Supplied data Block Start

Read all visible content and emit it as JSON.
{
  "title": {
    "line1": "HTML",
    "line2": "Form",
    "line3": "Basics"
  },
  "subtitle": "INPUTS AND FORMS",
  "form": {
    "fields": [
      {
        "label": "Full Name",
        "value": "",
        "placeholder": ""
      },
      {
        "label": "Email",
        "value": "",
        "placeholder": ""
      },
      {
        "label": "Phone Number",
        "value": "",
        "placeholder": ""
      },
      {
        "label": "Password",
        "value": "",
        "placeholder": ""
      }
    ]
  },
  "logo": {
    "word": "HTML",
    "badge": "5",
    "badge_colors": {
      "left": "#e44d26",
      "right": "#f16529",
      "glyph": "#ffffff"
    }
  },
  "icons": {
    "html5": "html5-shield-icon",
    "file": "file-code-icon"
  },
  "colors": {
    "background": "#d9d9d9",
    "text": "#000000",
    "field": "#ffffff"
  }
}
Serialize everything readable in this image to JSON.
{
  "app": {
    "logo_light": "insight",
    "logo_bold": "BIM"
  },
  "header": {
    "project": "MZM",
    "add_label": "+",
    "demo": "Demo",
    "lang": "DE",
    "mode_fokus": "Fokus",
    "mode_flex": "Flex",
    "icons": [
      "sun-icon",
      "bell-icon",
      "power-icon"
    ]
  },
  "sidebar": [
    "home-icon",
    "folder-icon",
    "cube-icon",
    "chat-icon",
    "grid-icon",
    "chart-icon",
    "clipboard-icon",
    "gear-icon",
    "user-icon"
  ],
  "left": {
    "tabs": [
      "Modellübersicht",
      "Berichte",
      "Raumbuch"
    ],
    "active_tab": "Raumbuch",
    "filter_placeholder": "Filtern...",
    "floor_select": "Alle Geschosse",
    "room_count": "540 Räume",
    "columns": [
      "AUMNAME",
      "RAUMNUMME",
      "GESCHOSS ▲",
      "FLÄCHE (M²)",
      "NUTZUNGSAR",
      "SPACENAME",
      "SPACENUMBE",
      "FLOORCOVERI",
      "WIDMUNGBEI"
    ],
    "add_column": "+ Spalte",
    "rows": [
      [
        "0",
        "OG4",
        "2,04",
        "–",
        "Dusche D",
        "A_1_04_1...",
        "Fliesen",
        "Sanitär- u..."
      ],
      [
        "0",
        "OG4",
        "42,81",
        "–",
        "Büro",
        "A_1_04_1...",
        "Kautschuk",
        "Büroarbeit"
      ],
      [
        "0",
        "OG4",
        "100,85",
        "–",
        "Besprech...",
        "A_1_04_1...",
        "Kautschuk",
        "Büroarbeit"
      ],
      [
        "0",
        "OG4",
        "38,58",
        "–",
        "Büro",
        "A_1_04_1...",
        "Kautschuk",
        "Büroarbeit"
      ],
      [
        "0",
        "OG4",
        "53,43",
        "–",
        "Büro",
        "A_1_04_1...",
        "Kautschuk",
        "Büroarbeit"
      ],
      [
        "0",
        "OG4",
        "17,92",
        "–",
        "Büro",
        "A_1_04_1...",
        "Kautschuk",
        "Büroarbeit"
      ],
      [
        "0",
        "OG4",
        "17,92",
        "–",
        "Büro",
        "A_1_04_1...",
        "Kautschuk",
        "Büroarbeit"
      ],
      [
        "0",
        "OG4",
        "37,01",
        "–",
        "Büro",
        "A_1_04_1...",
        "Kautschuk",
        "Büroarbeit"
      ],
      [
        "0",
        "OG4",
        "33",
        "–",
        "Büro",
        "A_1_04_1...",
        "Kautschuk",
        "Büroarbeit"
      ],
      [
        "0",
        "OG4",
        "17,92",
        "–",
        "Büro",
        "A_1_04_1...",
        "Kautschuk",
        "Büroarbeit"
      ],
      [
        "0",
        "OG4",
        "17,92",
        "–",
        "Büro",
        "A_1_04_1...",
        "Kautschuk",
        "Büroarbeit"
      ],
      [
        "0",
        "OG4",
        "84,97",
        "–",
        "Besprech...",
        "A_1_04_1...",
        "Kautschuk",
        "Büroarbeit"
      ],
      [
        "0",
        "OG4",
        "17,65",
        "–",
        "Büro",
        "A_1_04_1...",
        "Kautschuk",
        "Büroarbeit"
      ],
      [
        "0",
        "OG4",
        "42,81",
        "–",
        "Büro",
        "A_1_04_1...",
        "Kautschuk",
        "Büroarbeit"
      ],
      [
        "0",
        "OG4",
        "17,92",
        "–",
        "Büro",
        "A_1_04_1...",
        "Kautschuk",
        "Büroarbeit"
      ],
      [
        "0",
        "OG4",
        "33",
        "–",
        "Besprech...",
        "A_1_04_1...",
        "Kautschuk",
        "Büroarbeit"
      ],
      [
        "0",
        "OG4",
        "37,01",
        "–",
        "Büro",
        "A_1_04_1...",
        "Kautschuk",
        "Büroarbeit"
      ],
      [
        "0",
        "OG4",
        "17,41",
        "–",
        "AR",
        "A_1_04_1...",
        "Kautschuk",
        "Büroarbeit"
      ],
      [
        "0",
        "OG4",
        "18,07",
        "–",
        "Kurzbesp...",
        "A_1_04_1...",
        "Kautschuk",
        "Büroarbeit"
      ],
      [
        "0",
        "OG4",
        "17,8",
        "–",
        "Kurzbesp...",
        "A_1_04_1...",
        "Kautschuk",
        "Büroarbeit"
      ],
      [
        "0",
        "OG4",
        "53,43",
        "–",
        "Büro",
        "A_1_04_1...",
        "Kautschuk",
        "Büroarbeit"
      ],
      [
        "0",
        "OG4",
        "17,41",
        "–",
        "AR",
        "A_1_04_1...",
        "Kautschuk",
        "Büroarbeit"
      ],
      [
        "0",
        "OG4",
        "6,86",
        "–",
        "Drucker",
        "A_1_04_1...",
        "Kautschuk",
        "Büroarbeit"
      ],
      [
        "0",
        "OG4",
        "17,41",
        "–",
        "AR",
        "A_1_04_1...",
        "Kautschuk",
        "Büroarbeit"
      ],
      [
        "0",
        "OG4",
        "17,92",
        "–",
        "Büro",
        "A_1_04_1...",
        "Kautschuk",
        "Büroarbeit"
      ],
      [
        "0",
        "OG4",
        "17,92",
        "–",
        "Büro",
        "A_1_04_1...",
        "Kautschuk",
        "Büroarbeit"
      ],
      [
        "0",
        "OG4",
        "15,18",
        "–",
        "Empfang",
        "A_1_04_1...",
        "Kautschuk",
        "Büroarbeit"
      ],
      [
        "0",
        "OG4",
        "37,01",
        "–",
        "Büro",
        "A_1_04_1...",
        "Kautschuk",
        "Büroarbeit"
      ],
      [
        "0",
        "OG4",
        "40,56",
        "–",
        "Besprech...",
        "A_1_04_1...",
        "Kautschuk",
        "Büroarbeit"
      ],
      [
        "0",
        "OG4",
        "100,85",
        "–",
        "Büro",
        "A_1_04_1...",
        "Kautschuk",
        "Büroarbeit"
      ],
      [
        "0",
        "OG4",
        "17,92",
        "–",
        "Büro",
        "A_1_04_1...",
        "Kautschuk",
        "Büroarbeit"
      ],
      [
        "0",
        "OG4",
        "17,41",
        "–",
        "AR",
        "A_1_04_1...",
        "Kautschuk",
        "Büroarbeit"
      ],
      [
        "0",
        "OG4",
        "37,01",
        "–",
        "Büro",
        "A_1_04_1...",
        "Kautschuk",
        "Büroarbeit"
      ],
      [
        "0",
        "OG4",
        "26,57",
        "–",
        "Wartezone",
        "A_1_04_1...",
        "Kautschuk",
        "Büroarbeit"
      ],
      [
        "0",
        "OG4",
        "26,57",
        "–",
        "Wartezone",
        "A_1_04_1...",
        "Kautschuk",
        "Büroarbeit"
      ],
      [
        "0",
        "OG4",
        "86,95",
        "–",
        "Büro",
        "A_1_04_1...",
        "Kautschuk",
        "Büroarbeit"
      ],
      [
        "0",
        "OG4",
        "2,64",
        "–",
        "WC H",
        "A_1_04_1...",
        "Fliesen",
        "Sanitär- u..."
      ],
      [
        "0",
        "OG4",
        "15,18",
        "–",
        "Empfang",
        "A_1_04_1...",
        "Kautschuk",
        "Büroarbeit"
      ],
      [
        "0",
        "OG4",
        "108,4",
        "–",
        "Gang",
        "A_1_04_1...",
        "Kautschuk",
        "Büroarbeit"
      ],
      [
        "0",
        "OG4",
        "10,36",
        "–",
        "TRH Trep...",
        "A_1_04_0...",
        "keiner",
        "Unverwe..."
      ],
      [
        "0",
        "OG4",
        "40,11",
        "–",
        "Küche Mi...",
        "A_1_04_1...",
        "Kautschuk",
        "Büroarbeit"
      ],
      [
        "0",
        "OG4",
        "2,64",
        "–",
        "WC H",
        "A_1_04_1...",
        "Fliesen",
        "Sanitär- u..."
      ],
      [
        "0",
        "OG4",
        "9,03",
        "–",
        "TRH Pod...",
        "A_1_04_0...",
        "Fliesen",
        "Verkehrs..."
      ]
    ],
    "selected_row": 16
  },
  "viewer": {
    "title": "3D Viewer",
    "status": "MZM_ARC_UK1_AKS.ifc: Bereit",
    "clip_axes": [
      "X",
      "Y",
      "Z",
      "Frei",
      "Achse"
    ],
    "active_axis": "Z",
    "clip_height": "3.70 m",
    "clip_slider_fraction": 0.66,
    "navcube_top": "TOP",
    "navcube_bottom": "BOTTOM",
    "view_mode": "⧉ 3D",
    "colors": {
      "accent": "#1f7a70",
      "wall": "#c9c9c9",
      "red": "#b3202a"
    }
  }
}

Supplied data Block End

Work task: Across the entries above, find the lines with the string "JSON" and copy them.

Worked solution:
Read all visible content and emit it as JSON.
Serialize everything readable in this image to JSON.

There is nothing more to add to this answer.